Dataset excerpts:

□ □ □ □ □

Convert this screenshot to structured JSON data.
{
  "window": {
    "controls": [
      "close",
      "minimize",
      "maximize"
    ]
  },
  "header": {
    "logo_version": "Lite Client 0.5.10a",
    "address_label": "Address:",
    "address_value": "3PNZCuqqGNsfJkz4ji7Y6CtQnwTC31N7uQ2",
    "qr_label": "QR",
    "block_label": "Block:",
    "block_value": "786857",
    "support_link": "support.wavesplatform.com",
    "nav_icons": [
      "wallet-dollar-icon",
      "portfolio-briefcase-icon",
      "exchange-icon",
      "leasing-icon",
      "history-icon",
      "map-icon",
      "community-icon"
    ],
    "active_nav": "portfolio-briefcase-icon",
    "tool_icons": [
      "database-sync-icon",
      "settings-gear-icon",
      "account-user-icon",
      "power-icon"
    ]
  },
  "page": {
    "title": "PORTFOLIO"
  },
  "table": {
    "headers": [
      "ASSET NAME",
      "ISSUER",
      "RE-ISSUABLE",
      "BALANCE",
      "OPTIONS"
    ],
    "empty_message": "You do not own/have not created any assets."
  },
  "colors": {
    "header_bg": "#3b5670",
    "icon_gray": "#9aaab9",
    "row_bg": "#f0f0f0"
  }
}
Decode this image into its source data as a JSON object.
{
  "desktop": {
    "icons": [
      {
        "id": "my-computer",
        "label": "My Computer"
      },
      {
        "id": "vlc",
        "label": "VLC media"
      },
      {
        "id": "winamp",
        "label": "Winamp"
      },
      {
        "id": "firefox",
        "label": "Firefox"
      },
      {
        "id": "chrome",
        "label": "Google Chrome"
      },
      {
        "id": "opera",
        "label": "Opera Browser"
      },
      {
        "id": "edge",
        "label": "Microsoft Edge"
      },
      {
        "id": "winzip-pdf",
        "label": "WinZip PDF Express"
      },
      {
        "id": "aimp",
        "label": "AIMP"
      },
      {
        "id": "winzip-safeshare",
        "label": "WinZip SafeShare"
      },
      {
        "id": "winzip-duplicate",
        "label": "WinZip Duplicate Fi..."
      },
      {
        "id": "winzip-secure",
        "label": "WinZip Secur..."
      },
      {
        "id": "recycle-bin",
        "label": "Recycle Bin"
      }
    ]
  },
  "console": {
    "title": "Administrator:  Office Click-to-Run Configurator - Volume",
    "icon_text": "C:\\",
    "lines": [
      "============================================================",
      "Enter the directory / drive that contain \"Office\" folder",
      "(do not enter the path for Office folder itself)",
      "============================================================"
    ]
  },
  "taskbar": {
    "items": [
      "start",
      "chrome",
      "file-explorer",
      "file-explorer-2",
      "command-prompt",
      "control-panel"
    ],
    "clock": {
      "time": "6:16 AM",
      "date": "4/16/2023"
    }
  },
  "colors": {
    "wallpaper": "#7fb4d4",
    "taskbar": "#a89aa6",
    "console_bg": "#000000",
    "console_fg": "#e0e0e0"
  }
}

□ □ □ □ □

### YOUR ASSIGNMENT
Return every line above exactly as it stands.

### OUTPUT BELOW
Convert this screenshot to structured JSON data.
{
  "window": {
    "controls": [
      "close",
      "minimize",
      "maximize"
    ]
  },
  "header": {
    "logo_version": "Lite Client 0.5.10a",
    "address_label": "Address:",
    "address_value": "3PNZCuqqGNsfJkz4ji7Y6CtQnwTC31N7uQ2",
    "qr_label": "QR",
    "block_label": "Block:",
    "block_value": "786857",
    "support_link": "support.wavesplatform.com",
    "nav_icons": [
      "wallet-dollar-icon",
      "portfolio-briefcase-icon",
      "exchange-icon",
      "leasing-icon",
      "history-icon",
      "map-icon",
      "community-icon"
    ],
    "active_nav": "portfolio-briefcase-icon",
    "tool_icons": [
      "database-sync-icon",
      "settings-gear-icon",
      "account-user-icon",
      "power-icon"
    ]
  },
  "page": {
    "title": "PORTFOLIO"
  },
  "table": {
    "headers": [
      "ASSET NAME",
      "ISSUER",
      "RE-ISSUABLE",
      "BALANCE",
      "OPTIONS"
    ],
    "empty_message": "You do not own/have not created any assets."
  },
  "colors": {
    "header_bg": "#3b5670",
    "icon_gray": "#9aaab9",
    "row_bg": "#f0f0f0"
  }
}
Decode this image into its source data as a JSON object.
{
  "desktop": {
    "icons": [
      {
        "id": "my-computer",
        "label": "My Computer"
      },
      {
        "id": "vlc",
        "label": "VLC media"
      },
      {
        "id": "winamp",
        "label": "Winamp"
      },
      {
        "id": "firefox",
        "label": "Firefox"
      },
      {
        "id": "chrome",
        "label": "Google Chrome"
      },
      {
        "id": "opera",
        "label": "Opera Browser"
      },
      {
        "id": "edge",
        "label": "Microsoft Edge"
      },
      {
        "id": "winzip-pdf",
        "label": "WinZip PDF Express"
      },
      {
        "id": "aimp",
        "label": "AIMP"
      },
      {
        "id": "winzip-safeshare",
        "label": "WinZip SafeShare"
      },
      {
        "id": "winzip-duplicate",
        "label": "WinZip Duplicate Fi..."
      },
      {
        "id": "winzip-secure",
        "label": "WinZip Secur..."
      },
      {
        "id": "recycle-bin",
        "label": "Recycle Bin"
      }
    ]
  },
  "console": {
    "title": "Administrator:  Office Click-to-Run Configurator - Volume",
    "icon_text": "C:\\",
    "lines": [
      "============================================================",
      "Enter the directory / drive that contain \"Office\" folder",
      "(do not enter the path for Office folder itself)",
      "============================================================"
    ]
  },
  "taskbar": {
    "items": [
      "start",
      "chrome",
      "file-explorer",
      "file-explorer-2",
      "command-prompt",
      "control-panel"
    ],
    "clock": {
      "time": "6:16 AM",
      "date": "4/16/2023"
    }
  },
  "colors": {
    "wallpaper": "#7fb4d4",
    "taskbar": "#a89aa6",
    "console_bg": "#000000",
    "console_fg": "#e0e0e0"
  }
}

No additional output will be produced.